■ **Work item**
Wherever the string "time" appears in the listing, copy that line.

■ **Task input**
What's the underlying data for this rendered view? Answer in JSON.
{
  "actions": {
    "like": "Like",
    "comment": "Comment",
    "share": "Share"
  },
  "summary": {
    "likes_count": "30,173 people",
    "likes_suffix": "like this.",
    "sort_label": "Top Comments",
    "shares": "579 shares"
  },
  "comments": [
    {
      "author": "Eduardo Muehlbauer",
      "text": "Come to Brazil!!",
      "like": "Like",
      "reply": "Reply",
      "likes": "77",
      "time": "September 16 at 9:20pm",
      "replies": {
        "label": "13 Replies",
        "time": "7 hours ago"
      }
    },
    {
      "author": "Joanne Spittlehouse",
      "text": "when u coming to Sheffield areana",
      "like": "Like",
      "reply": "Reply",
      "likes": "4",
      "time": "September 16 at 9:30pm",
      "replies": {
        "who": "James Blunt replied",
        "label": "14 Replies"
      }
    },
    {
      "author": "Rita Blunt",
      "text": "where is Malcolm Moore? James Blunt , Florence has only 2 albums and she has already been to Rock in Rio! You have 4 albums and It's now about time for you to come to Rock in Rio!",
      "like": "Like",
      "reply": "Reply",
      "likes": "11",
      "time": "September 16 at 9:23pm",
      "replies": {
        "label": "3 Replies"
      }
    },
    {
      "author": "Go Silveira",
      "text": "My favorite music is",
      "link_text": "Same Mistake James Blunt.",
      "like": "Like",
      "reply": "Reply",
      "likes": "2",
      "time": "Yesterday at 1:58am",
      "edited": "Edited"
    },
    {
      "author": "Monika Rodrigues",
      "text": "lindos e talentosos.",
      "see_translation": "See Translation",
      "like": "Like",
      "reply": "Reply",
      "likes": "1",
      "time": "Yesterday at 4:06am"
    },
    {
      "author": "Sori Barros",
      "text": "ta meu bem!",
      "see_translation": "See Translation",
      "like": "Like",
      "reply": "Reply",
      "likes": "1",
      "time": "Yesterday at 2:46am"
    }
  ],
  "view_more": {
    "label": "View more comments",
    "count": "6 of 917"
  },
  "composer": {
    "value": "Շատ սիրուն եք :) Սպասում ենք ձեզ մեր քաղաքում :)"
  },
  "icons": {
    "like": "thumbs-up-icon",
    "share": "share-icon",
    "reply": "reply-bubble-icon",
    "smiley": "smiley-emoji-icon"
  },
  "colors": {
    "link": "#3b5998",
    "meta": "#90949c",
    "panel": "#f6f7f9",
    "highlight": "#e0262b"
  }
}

■ **Solution for this task**
      "time": "September 16 at 9:20pm",
        "time": "7 hours ago"
      "time": "September 16 at 9:30pm",
      "text": "where is Malcolm Moore? James Blunt , Florence has only 2 albums and she has already been to Rock in Rio! You have 4 albums and It's now about time for you to come to Rock in Rio!",
      "time": "September 16 at 9:23pm",
      "time": "Yesterday at 1:58am",
      "time": "Yesterday at 4:06am"
      "time": "Yesterday at 2:46am"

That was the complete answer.